Source records
- Opening Delimiter -

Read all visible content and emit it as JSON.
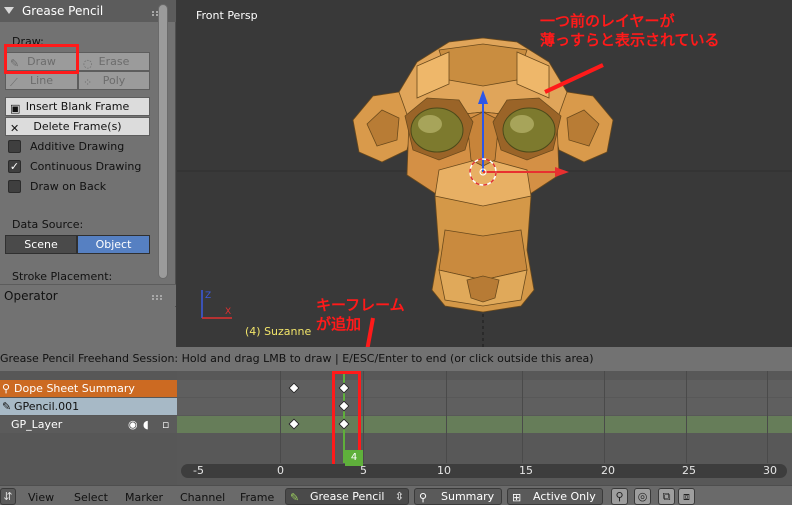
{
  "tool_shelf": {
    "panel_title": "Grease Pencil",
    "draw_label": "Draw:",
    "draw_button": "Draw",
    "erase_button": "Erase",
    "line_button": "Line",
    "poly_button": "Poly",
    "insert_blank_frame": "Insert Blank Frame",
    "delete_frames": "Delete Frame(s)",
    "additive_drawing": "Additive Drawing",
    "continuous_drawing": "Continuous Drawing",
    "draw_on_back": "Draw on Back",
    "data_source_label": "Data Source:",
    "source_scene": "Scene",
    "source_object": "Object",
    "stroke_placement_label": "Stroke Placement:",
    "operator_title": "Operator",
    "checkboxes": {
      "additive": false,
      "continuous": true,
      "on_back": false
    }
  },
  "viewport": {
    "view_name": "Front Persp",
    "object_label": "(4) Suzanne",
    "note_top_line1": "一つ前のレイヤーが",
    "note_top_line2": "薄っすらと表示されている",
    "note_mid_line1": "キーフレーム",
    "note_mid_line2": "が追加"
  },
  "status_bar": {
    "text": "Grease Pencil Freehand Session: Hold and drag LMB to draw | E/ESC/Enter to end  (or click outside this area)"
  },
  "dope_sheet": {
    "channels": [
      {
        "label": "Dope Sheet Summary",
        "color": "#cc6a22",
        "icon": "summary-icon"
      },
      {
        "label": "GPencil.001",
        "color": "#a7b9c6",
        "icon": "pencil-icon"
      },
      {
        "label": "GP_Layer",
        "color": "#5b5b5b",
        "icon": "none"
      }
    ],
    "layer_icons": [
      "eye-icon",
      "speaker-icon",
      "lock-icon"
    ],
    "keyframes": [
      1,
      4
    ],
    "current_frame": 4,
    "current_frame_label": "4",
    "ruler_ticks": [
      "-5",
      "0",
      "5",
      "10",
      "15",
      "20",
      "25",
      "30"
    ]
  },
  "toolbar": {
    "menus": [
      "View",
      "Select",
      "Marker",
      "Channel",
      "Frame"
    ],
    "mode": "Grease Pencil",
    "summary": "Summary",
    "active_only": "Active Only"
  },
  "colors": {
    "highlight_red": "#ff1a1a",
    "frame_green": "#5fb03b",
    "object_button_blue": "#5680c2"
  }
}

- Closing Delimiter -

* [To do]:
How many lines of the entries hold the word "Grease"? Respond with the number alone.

* [Result of the task]:
3